Friday, February 14, 2014
72 Years Since GKO Order 1281ss
By February 1942, the Soviet government had already exhausted the original cohort of deported Russian-German men ages 17-50 subjected to mobilization in the labor army under GKO Order 1123ss issued on 10 January 1942. This decree had a quota of 120,000 men, but the Soviet government only managed to conscript about 93,000 deported Russian-German men by the middle of February. In response the Stalin regime issued GKO Order 1281ss on 14 February 1942 subjecting Russian-German men aged 17-50 who had been living in Siberia, Kazakhstan, Central Asia and other eastern regions of the USSR before 1941 to induction in the labor army. This decree resulted in the conscription of an additional 40,864 Russian-Germans into the labor army. These men mobilized from Siberia, Kazakhstan, Central Asia, and the Urals were sent to work on the South-Ural Railroad, and in the Bogoslovlag and Tagillag labor camps as well as other places. Already by the summer of 1942 the NKVD was reporting extremely high mortality rates among the Russian-Germans conscripted into the labor army and sent to work in labor camps in the Urals.
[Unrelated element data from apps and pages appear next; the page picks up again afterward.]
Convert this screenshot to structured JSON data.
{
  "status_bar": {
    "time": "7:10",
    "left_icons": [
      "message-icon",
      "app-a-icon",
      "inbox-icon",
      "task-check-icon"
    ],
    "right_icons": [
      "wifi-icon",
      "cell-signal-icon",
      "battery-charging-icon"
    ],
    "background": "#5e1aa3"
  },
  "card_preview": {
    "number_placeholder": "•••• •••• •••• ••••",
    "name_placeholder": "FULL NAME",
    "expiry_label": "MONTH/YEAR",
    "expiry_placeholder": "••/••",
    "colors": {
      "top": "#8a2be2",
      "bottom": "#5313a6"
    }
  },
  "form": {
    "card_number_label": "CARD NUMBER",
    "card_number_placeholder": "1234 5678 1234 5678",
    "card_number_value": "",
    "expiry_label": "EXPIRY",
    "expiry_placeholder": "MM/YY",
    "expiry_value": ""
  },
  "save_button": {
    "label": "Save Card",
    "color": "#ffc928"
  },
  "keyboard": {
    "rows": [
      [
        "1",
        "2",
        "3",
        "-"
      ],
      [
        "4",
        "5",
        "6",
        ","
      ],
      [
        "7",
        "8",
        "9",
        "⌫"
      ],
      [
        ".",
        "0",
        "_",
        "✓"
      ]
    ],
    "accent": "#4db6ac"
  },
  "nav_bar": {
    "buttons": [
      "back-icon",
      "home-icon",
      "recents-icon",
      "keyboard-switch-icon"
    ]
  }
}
Because the victims of this particular crime against humanity were ethnic Germans and the perpetrator the Soviet Union it has received almost no attention in the English speaking world.